Filter the entries below down to the lines that hold "Configuration".

*** Data for this exercise ***

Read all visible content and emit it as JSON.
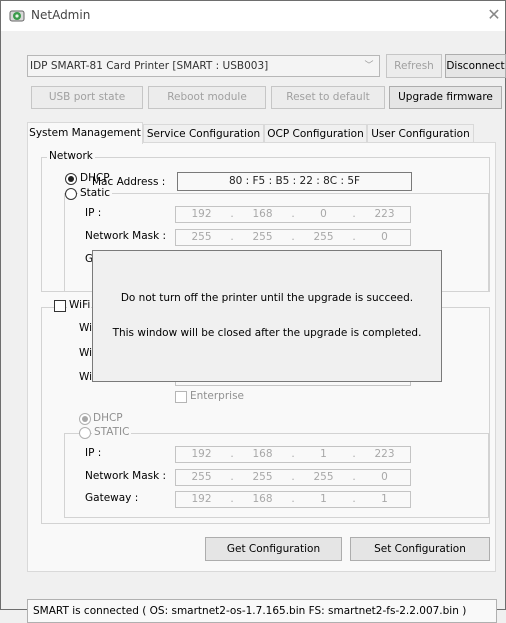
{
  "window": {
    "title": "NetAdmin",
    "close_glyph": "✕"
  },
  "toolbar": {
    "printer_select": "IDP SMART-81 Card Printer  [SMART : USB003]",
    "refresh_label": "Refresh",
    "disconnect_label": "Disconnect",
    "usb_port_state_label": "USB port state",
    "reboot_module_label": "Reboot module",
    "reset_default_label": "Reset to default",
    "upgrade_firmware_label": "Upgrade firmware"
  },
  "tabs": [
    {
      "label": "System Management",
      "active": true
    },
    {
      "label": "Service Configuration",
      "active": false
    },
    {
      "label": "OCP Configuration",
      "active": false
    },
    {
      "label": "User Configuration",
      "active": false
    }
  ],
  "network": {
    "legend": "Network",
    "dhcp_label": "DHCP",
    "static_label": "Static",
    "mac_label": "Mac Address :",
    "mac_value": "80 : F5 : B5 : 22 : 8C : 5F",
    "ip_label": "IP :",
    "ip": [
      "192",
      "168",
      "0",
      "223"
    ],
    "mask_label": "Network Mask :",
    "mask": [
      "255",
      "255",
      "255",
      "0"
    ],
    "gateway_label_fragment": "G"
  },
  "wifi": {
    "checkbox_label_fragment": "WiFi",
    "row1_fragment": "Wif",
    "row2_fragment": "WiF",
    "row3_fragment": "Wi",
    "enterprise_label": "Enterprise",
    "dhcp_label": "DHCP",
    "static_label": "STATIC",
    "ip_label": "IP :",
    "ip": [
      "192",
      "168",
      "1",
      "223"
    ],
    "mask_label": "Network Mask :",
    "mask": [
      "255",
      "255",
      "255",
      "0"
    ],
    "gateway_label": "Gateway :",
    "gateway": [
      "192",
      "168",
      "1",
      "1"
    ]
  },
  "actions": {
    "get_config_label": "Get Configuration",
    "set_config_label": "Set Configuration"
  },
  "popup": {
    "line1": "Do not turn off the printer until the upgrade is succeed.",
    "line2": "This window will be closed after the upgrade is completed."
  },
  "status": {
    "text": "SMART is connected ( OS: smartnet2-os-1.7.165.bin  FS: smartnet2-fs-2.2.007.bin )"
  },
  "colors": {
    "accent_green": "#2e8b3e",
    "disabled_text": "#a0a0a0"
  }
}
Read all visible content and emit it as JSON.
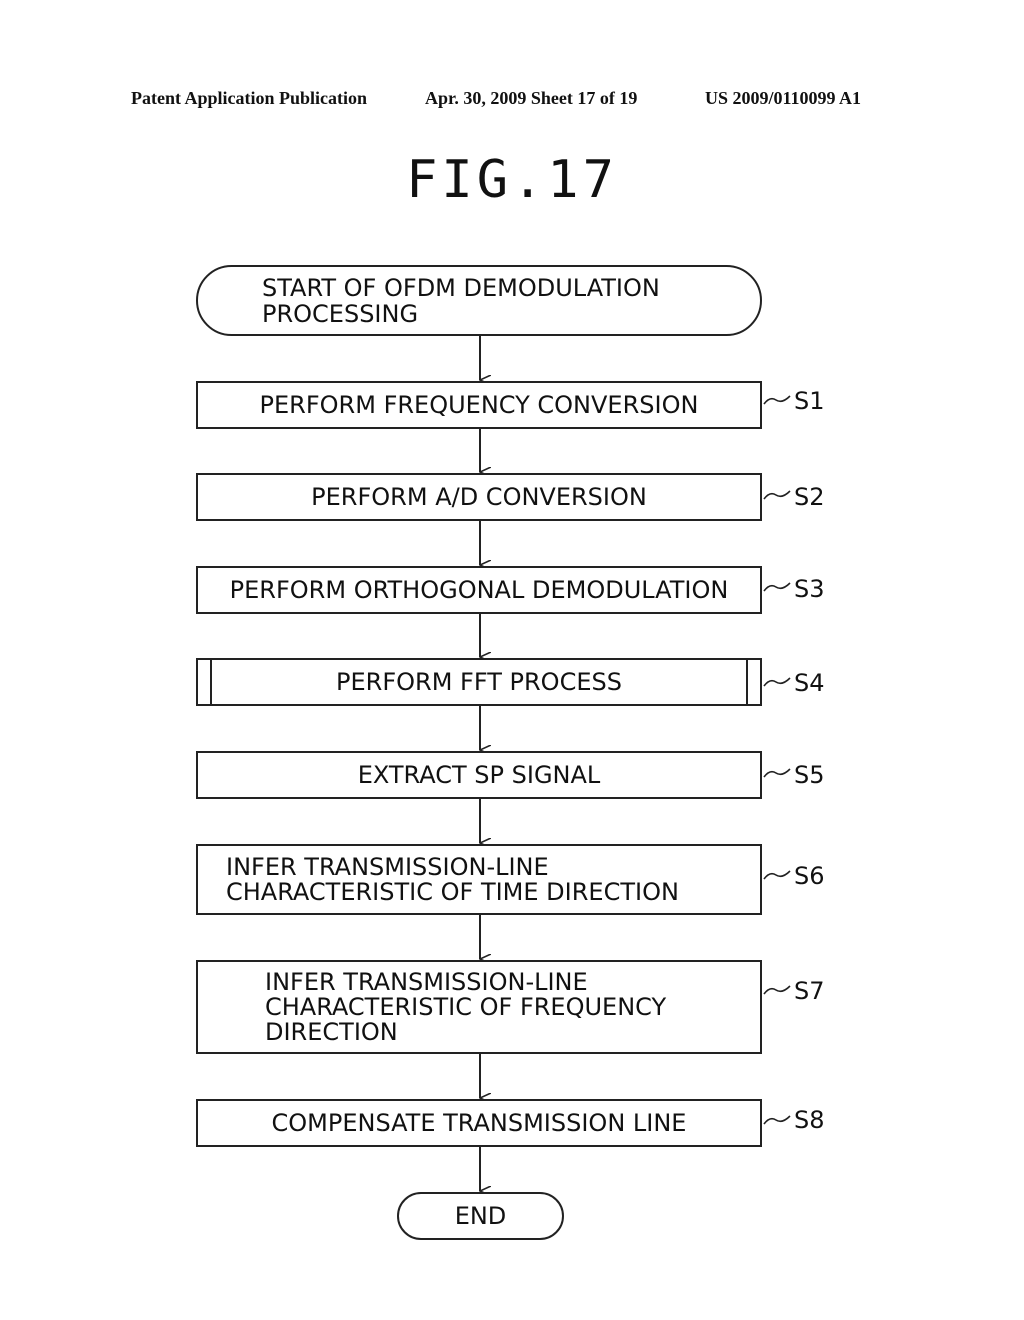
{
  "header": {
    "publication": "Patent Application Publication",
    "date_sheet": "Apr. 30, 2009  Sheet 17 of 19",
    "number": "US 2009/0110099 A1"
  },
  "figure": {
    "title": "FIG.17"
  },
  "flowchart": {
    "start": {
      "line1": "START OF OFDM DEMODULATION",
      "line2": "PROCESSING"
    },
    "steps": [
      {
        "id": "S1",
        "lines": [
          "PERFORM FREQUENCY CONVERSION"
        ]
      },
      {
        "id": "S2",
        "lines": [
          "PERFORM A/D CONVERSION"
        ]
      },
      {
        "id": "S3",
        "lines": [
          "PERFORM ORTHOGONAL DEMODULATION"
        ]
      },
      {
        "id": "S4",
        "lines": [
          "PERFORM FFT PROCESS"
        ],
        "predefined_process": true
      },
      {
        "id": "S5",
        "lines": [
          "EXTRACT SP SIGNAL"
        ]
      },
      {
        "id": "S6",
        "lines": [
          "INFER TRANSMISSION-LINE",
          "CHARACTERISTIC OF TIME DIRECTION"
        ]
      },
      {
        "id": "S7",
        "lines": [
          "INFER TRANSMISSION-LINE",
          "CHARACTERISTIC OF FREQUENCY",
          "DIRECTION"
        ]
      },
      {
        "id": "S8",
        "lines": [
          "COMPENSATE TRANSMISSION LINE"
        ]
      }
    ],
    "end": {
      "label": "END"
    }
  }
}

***
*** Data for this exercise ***

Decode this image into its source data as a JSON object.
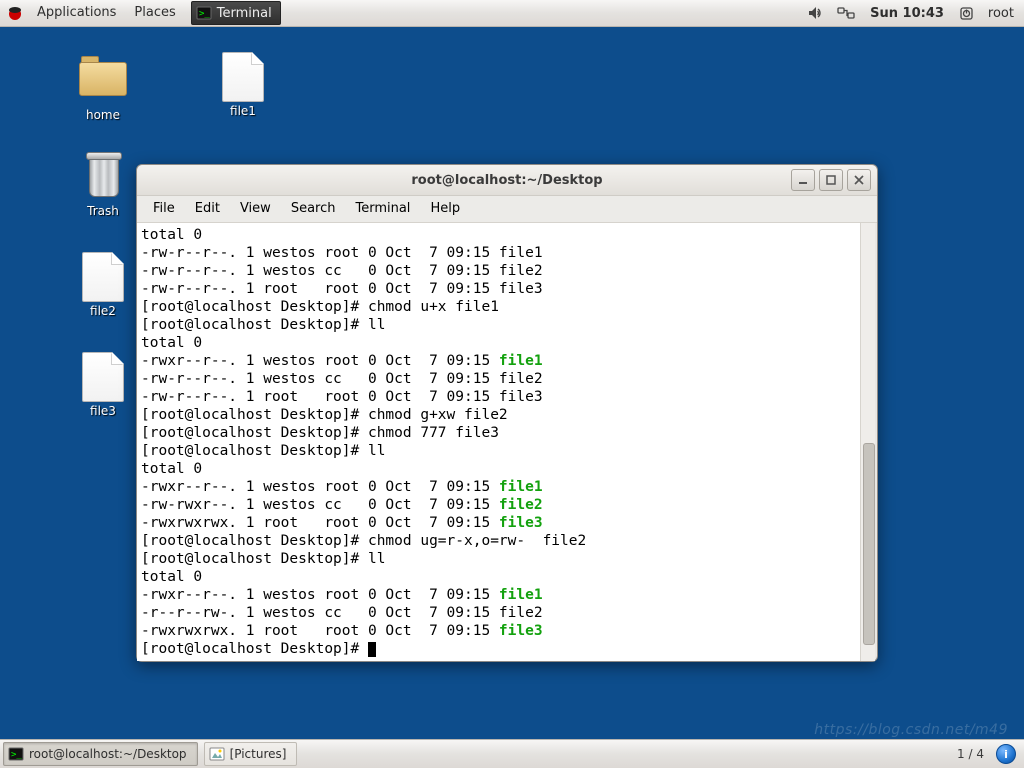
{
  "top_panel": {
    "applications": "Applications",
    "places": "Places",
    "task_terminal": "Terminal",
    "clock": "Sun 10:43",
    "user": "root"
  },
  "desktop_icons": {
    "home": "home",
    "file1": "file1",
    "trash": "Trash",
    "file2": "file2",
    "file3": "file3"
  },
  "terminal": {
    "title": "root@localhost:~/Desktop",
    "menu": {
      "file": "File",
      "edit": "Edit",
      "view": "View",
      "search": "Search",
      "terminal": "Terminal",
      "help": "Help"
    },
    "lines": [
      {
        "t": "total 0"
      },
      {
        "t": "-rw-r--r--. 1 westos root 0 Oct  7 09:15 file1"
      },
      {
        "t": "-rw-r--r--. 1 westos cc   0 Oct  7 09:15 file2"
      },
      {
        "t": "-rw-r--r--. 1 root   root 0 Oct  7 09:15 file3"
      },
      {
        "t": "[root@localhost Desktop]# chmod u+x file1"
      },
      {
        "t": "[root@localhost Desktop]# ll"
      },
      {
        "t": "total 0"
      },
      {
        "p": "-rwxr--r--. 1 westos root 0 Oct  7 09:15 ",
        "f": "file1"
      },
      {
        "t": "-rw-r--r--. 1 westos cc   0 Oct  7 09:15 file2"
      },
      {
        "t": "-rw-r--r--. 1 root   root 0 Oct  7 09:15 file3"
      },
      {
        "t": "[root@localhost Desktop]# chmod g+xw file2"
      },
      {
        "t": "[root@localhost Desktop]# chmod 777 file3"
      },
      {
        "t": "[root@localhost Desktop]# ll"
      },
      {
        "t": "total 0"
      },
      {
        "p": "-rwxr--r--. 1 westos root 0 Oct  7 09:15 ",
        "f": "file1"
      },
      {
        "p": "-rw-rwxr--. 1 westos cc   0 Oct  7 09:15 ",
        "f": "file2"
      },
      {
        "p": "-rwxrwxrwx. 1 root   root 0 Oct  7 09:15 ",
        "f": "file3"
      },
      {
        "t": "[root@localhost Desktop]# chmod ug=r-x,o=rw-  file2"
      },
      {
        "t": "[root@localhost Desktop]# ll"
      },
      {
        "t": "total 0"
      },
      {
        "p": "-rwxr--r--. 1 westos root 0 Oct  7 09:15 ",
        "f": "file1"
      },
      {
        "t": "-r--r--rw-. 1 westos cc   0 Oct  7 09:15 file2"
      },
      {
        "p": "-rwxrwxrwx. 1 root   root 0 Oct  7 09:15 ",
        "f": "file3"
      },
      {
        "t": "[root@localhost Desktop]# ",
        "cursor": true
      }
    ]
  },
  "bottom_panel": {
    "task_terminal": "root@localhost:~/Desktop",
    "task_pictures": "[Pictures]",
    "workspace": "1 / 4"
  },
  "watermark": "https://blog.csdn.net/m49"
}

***

- _Written solution_
      "label": "Service Configuration",
      "label": "OCP Configuration",
      "label": "User Configuration",
    "get_config_label": "Get Configuration",
    "set_config_label": "Set Configuration"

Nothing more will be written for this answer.